EXERCISE DETAILS: Below are the entries; return every line among them that holds the word "title".

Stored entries

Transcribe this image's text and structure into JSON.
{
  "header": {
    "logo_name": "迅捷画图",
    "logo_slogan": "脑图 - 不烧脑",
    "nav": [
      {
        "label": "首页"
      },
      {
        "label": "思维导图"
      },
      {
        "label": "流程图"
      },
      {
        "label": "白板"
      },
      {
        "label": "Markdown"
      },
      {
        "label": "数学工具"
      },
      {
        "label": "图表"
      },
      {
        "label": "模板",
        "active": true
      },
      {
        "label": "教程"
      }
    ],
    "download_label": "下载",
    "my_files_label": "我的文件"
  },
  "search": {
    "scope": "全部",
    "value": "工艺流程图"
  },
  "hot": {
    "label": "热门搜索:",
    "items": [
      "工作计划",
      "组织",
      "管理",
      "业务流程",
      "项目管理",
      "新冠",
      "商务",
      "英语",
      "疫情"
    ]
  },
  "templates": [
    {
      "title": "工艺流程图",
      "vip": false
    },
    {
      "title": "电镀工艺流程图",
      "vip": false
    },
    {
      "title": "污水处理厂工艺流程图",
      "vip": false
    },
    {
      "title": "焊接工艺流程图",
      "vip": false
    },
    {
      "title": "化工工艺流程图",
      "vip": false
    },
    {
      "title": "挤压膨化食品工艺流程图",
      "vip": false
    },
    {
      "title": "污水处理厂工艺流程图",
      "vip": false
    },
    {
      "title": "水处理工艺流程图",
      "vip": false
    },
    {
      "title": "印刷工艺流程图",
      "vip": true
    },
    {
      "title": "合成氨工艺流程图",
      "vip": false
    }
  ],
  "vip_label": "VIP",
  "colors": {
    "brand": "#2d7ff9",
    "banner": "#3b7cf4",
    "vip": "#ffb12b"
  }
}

EXERCISE RESULT:
      "title": "工艺流程图",
      "title": "电镀工艺流程图",
      "title": "污水处理厂工艺流程图",
      "title": "焊接工艺流程图",
      "title": "化工工艺流程图",
      "title": "挤压膨化食品工艺流程图",
      "title": "污水处理厂工艺流程图",
      "title": "水处理工艺流程图",
      "title": "印刷工艺流程图",
      "title": "合成氨工艺流程图",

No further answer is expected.